The DKW F8 was a family saloon car manufactured in Germany from 1939 to 1942 by Auto Union AG, and then from 1948 to 1955 by IFA at the soviet-controlled Zwickau plant. Its predecessor and successor are the F7 and F89 models respectively, with the “F” standing for “front” in reference to the fact that the car is front-wheel drive operated. The model was mainly available in saloon and cabriolet styles.

The History of the DKW F8

Models of the DKW F8 first appeared on the German market in 1939 at the start of the Second World War, taking the place of the F7 design. The DKW F8 was made to be shorter but slightly wider than the F7. During the first year of manufacturing, the base model (Reichsklasse), the Cabriolet and the Meisterklasse sedan were all in production, but this lasted only a year as the base model and the cabriolet were discontinued in 1940 in response to the commencement of World War II. Eventually, the 692 cc Meisterklasse sedan was also taken off production in 1942. Four years after the end of the Second World War, manufacturing of the DKA F8 (now known as the IFA F8) started up again at the Zwickau plant, this time manufactured by IFA (Industrieverband Fahrzeugbau), an East German conglomerate in charge of making all the vehicles in East Germany. This period of production ran until 1955, a year before the IFA was dissolved. The pre-war design of the DKW F8 was out-dated for its time and so became the Zwickau P70 with an updated body. Its 1949 IFA F9 successor was likewise rebodied.

Further Information About the DKW F8

In the post-war era, the DKW F8 had many purposes besides being a small family car. The range of body-styles available included station wagon, flatbed truck and delivery car designs, powered by a 3-speed manual transmission. Interestingly, the successor to the DKW F8 was originally intended to be the F9 model of the same name, but World War II put a hold on that plan and eventually East and West Germany produced their own variations.
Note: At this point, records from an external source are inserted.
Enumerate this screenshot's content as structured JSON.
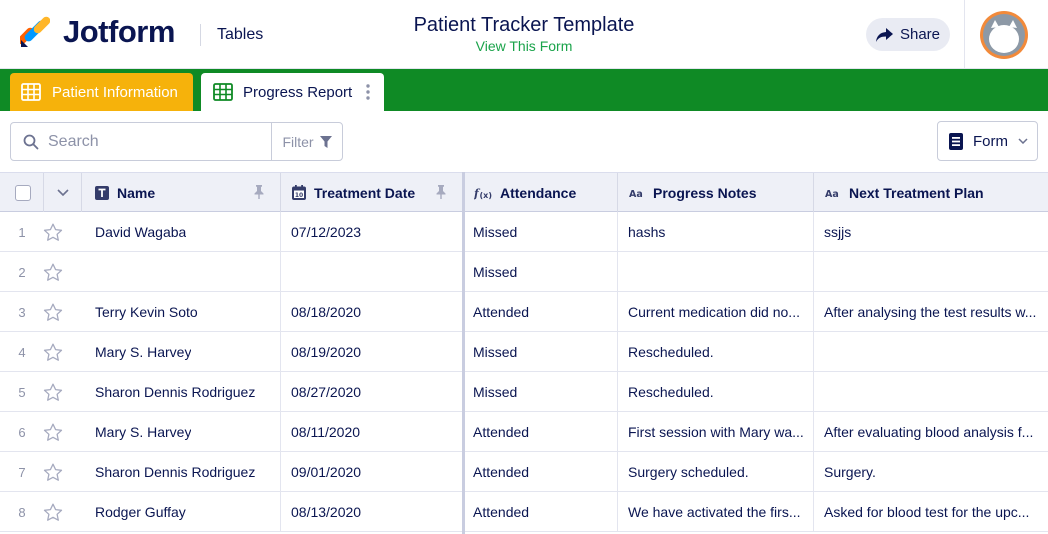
{
  "header": {
    "brand": "Jotform",
    "product": "Tables",
    "title": "Patient Tracker Template",
    "subtitle_link": "View This Form",
    "share_label": "Share"
  },
  "tabs": [
    {
      "label": "Patient Information",
      "active": false
    },
    {
      "label": "Progress Report",
      "active": true
    }
  ],
  "toolbar": {
    "search_placeholder": "Search",
    "filter_label": "Filter",
    "form_label": "Form"
  },
  "table": {
    "columns": [
      "Name",
      "Treatment Date",
      "Attendance",
      "Progress Notes",
      "Next Treatment Plan"
    ],
    "rows": [
      {
        "num": "1",
        "name": "David Wagaba",
        "date": "07/12/2023",
        "attendance": "Missed",
        "notes": "hashs",
        "plan": "ssjjs"
      },
      {
        "num": "2",
        "name": "",
        "date": "",
        "attendance": "Missed",
        "notes": "",
        "plan": ""
      },
      {
        "num": "3",
        "name": "Terry Kevin Soto",
        "date": "08/18/2020",
        "attendance": "Attended",
        "notes": "Current medication did no...",
        "plan": "After analysing the test results w..."
      },
      {
        "num": "4",
        "name": "Mary S. Harvey",
        "date": "08/19/2020",
        "attendance": "Missed",
        "notes": "Rescheduled.",
        "plan": ""
      },
      {
        "num": "5",
        "name": "Sharon Dennis Rodriguez",
        "date": "08/27/2020",
        "attendance": "Missed",
        "notes": "Rescheduled.",
        "plan": ""
      },
      {
        "num": "6",
        "name": "Mary S. Harvey",
        "date": "08/11/2020",
        "attendance": "Attended",
        "notes": "First session with Mary wa...",
        "plan": "After evaluating blood analysis f..."
      },
      {
        "num": "7",
        "name": "Sharon Dennis Rodriguez",
        "date": "09/01/2020",
        "attendance": "Attended",
        "notes": "Surgery scheduled.",
        "plan": "Surgery."
      },
      {
        "num": "8",
        "name": "Rodger Guffay",
        "date": "08/13/2020",
        "attendance": "Attended",
        "notes": "We have activated the firs...",
        "plan": "Asked for blood test for the upc..."
      }
    ]
  },
  "colors": {
    "tabbar_green": "#0f8a25",
    "active_tab_orange": "#f6b20b",
    "subtitle_green": "#1aa34a",
    "navy_text": "#0a1551",
    "avatar_orange": "#f28a3a"
  },
  "icons": {
    "logo": "jotform-logo-icon",
    "share": "share-arrow-icon",
    "table_tab": "grid-table-icon",
    "search": "search-icon",
    "filter": "filter-funnel-icon",
    "form": "form-document-icon",
    "pin": "pin-icon",
    "star": "star-icon"
  }
}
The Zwickau plant built the IFA 9 and the West built the DKW F89. Incidentally, the original manufacturer of the DKW F8 went on to become well-known German car manufacturer Audi.